Most people with NF2 develop non-cancerous tumours along the nerves used by the brain to help with hearing and balance. The tumours are known as vestibular schwannomas and can cause problems such as:
- hearing loss that gradually gets worse over time
- a constant ringing or buzzing sound (tinnitus)
- balance problems, such as feeling dizzy – usually made worse by walking on uneven ground or moving around in the dark
The tumours tend to only cause problems in one ear at first, but both ears are often affected eventually.
Less common symptoms include vertigo – when it feels like you or everything around you is spinning – nausea and vomiting.
It's likely the tumours will grow larger over time, eventually causing additional symptoms such as:
- numbness in parts of your face
- weakness of your tongue – this can cause slurred or unusual-sounding speech and difficulty swallowing (dysphagia)
- facial pain – although this is less common
About 2 in 3 people with NF2 develop cloudy patches in the lens of the eye (cataracts).
Cataracts can make a person's vision blurred or misty. However, they're usually mild in NF2 and rarely cause serious vision problems.
Cataracts are normally associated with old age, but they can develop in children and young adults with NF2. Read more about childhood cataracts.
Just over half of people with NF2 develop benign tumours on or underneath the surface of their skin.
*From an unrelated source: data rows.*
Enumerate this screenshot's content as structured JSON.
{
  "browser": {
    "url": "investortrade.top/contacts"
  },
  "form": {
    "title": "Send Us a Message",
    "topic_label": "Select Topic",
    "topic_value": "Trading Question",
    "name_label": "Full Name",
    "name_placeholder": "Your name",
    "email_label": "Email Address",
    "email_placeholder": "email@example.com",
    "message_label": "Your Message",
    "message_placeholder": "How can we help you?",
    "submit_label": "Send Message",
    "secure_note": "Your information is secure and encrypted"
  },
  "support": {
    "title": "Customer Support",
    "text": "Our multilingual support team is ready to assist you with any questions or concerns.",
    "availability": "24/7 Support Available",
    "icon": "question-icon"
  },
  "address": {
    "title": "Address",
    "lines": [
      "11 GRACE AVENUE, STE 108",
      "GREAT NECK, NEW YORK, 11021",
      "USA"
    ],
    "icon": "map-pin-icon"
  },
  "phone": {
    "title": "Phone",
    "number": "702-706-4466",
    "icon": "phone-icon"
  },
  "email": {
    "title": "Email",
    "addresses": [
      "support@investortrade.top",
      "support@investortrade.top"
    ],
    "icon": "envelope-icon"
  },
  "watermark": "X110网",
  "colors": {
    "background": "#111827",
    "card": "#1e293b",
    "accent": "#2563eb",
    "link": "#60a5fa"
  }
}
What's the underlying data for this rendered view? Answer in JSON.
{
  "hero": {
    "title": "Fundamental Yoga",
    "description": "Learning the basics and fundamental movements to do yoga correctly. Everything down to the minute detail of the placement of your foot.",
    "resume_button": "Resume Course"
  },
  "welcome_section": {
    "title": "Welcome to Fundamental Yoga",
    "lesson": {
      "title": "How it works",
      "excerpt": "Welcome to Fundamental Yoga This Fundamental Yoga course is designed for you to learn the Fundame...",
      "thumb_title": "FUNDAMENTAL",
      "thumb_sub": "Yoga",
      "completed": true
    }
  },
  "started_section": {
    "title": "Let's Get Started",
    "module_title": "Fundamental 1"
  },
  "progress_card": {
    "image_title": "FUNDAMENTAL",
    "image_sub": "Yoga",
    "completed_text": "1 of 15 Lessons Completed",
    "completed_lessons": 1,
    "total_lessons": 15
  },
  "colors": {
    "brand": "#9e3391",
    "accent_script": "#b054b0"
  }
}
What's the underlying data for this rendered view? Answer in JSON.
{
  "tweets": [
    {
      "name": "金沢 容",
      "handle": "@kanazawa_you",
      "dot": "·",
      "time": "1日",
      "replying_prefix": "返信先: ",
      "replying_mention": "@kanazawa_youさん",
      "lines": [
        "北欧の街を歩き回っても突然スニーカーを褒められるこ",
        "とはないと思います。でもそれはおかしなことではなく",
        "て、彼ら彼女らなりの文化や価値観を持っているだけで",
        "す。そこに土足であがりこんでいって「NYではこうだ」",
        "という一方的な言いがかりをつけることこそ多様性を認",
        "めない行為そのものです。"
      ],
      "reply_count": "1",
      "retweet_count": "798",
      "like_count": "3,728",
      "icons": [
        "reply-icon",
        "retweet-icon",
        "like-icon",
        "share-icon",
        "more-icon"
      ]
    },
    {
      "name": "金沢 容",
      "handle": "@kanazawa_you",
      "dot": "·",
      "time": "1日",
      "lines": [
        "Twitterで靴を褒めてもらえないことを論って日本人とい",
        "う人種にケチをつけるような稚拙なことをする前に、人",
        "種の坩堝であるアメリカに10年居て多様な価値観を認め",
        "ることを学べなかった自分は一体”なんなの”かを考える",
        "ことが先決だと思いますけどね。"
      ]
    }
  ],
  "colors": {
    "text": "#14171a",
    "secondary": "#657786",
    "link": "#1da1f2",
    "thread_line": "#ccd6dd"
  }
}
These are called schwannomas.
They often take the form of skin plaques: small, coloured, raised patches of skin, usually less than 2cm across.
Tumours that develop under the skin can grow to around the size of a golf ball and can be painful if they develop along a section of nerves.
Some people with NF2 may also develop a small number of coffee-coloured patches on their skin, called café au lait spots. But having lots of these spots is usually a sign of neurofibromatosis type 1 (NF1).
Many people with NF2 will develop a condition called peripheral neuropathy. Peripheral neuropathy can cause a wide range of symptoms, including:
- pins and needles in the affected body part
- numbness and a reduced ability to feel pain or temperature changes – particularly in your feet
- a burning pain – usually in the feet and legs, followed by the hands and arms as the neuropathy progresses
- muscle weakness
Around 1 in 2 people with NF2 develop one or more benign tumours inside their brain. These are called meningiomas.
Meningiomas may cause no noticeable problems. However, they can sometimes lead to an increase in pressure in and around the brain, causing symptoms such as:
The tumours can also disrupt certain brain functions. Depending on where they are, they may cause:
- personality changes
- weakness or numbness in one side of the body
- difficulty speaking, understanding words, writing and reading (aphasia)
- vision problems
- fits or blackouts
- memory problems
- a loss of smell (anosmia) or a sensation of strange smells (phantosmia)
- unsteadiness, loss of co-ordination and difficulty walking
- difficulty speaking and swallowing
Spinal cord problems
Around 1 in 2 people with NF2 develop one or more benign tumours inside their spinal cord. These are called ependymomas.
Of those who develop ependymomas, about half won't have any noticeable symptoms. But those who do may experience:
- back pain
- muscle weakness
- unpleasant physical sensations in certain parts of the body – such as numbness, tingling, or a "crawling" sensation on the skin